#### Listed records ####
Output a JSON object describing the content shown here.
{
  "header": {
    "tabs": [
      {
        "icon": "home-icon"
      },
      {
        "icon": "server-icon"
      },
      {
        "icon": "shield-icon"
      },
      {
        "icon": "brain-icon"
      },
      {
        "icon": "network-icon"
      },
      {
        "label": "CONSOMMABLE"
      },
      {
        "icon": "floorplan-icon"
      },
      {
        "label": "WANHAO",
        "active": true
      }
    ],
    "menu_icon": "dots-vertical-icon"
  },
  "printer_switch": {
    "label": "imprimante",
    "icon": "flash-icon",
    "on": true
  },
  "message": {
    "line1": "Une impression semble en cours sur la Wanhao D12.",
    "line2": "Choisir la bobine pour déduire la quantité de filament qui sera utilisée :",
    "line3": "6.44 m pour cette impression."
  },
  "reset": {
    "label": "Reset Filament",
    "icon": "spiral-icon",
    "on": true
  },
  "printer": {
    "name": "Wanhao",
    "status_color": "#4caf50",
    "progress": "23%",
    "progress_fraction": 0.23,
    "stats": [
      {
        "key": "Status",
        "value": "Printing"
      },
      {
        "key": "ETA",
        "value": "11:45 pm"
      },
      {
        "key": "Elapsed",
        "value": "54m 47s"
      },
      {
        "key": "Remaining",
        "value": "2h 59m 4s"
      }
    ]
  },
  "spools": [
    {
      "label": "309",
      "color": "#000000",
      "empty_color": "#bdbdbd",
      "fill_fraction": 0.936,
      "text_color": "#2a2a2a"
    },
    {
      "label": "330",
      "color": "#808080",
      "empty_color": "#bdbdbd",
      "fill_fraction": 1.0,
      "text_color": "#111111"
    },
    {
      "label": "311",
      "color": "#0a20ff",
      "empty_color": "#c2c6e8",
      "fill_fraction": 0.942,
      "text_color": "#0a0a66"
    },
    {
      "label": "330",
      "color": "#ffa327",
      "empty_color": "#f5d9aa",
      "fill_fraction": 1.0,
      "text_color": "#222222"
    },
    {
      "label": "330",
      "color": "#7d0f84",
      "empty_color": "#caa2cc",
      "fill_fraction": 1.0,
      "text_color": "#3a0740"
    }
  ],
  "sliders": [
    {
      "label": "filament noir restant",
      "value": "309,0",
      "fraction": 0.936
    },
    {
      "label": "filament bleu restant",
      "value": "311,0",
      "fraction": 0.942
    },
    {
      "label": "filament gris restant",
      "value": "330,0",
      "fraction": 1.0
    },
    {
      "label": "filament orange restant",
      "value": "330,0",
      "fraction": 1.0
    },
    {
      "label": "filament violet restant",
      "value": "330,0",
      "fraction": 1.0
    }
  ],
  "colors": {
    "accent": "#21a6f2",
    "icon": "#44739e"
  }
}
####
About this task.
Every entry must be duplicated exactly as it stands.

Exercise response.
Output a JSON object describing the content shown here.
{
  "header": {
    "tabs": [
      {
        "icon": "home-icon"
      },
      {
        "icon": "server-icon"
      },
      {
        "icon": "shield-icon"
      },
      {
        "icon": "brain-icon"
      },
      {
        "icon": "network-icon"
      },
      {
        "label": "CONSOMMABLE"
      },
      {
        "icon": "floorplan-icon"
      },
      {
        "label": "WANHAO",
        "active": true
      }
    ],
    "menu_icon": "dots-vertical-icon"
  },
  "printer_switch": {
    "label": "imprimante",
    "icon": "flash-icon",
    "on": true
  },
  "message": {
    "line1": "Une impression semble en cours sur la Wanhao D12.",
    "line2": "Choisir la bobine pour déduire la quantité de filament qui sera utilisée :",
    "line3": "6.44 m pour cette impression."
  },
  "reset": {
    "label": "Reset Filament",
    "icon": "spiral-icon",
    "on": true
  },
  "printer": {
    "name": "Wanhao",
    "status_color": "#4caf50",
    "progress": "23%",
    "progress_fraction": 0.23,
    "stats": [
      {
        "key": "Status",
        "value": "Printing"
      },
      {
        "key": "ETA",
        "value": "11:45 pm"
      },
      {
        "key": "Elapsed",
        "value": "54m 47s"
      },
      {
        "key": "Remaining",
        "value": "2h 59m 4s"
      }
    ]
  },
  "spools": [
    {
      "label": "309",
      "color": "#000000",
      "empty_color": "#bdbdbd",
      "fill_fraction": 0.936,
      "text_color": "#2a2a2a"
    },
    {
      "label": "330",
      "color": "#808080",
      "empty_color": "#bdbdbd",
      "fill_fraction": 1.0,
      "text_color": "#111111"
    },
    {
      "label": "311",
      "color": "#0a20ff",
      "empty_color": "#c2c6e8",
      "fill_fraction": 0.942,
      "text_color": "#0a0a66"
    },
    {
      "label": "330",
      "color": "#ffa327",
      "empty_color": "#f5d9aa",
      "fill_fraction": 1.0,
      "text_color": "#222222"
    },
    {
      "label": "330",
      "color": "#7d0f84",
      "empty_color": "#caa2cc",
      "fill_fraction": 1.0,
      "text_color": "#3a0740"
    }
  ],
  "sliders": [
    {
      "label": "filament noir restant",
      "value": "309,0",
      "fraction": 0.936
    },
    {
      "label": "filament bleu restant",
      "value": "311,0",
      "fraction": 0.942
    },
    {
      "label": "filament gris restant",
      "value": "330,0",
      "fraction": 1.0
    },
    {
      "label": "filament orange restant",
      "value": "330,0",
      "fraction": 1.0
    },
    {
      "label": "filament violet restant",
      "value": "330,0",
      "fraction": 1.0
    }
  ],
  "colors": {
    "accent": "#21a6f2",
    "icon": "#44739e"
  }
}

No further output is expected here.